Communications 4500/4800 IEEE 802.11FH/b wireless network device
an* at pcmcia?
an* at pci?
an* at isapnp?
driver provides support for the Aironet
Communications 4500, 4800 (aka Cisco 340), and Cisco 350 IEEE 802.11 wireless
network adapters. This includes the ISA, PCI, and PCMCIA varieties. The 4500
series adapters operate at 1 and 2Mbps (FH) while the 4800 and 350 series can
operate at 1, 2, 5.5, and 11Mbps (DS). The ISA, PCI, and PCMCIA devices are
all based on the same core PCMCIA modules and all have the same programming
interface. However, unlike the Lucent WaveLAN/IEEE cards, the ISA and PCI
cards appear to the host as normal ISA and PCI devices and do not require any
ISA cards can either be configured to use ISA Plug and Play or to use a
particular I/O address and IRQ by properly setting the DIP switches on the
board. (The default switch setting is for plug and play.) The
driver has Plug and Play support and will work
in either configuration, however when using a hard-wired I/O address and IRQ,
the driver configuration and the NIC's switch settings must agree. PCI cards
require no switch settings of any kind and will be automatically probed and
All host/device interaction with the Aironet cards is via programmed I/O. The
driver encapsulates all IP and ARP traffic as
802.11 frames, though it can receive either 802.11 or 802.3 frames.
These are the modes the an
driver can operate in:
- BSS mode
- Also known as infrastructure
mode, this is used when associating with an access point, through which
all traffic passes. This mode is the default.
- IBSS mode
- Also known as IEEE ad-hoc mode
or peer-to-peer mode. This is the
standardized method of operating without an access point. Stations
associate with a service set. However, actual connections between stations

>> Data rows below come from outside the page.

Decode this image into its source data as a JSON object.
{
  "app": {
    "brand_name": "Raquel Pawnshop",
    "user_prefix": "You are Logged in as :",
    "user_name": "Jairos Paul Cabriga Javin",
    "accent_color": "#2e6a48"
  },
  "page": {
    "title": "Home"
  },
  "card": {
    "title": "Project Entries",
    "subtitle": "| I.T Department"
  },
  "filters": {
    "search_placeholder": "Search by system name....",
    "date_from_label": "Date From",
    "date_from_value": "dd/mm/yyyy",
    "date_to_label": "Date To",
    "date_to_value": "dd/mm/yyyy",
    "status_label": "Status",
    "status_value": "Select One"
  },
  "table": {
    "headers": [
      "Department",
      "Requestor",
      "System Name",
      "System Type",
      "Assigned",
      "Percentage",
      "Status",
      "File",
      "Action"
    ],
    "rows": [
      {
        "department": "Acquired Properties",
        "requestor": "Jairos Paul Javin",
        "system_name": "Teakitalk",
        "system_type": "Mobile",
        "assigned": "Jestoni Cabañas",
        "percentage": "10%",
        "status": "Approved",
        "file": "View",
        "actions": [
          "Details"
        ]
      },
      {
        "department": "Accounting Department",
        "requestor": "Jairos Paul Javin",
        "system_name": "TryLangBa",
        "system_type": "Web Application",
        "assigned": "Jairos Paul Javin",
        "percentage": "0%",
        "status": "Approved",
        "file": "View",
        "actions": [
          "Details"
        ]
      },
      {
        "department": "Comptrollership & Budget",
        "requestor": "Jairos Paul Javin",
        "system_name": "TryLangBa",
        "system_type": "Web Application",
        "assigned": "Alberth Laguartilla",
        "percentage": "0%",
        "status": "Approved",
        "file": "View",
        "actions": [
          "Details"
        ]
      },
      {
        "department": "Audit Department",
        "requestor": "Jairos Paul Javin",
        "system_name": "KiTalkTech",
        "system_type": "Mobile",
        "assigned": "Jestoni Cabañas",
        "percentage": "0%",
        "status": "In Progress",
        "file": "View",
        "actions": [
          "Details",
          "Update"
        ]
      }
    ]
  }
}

- monitor mode
- In this mode the driver is able to receive packets without
associating with an access point. This disables the internal receive
filter and enables the card to capture packets from networks which it
wouldn't normally have access to, or to scan for access points.
driver can be configured to use hardware
Wired Equivalent Privacy (WEP). It is strongly recommended that WEP not be
used as the sole mechanism to secure wireless communication, due to serious
weaknesses in it.
driver can be configured at runtime with
or on boot with
The following hostname.if(5)
example configures an0 to join network “mynwid”, using WEP key
“mywepkey”, obtaining an IP address using DHCP:
- an0: failed to allocate N bytes on
- The driver was unable to allocate memory for transmit
frames in the NIC's on-board RAM.
- an0: device timeout
- The Aironet card failed to generate an interrupt to
acknowledge a transmit command.
device driver first appeared in
was added in OpenBSD 2.7
. A version of the driver
based on the one in NetBSD
was added in
driver was written by
and ported to OpenBSD
Later the NetBSD
version of the driver by
was subsequently ported to
Scanning for access points is not currently supported.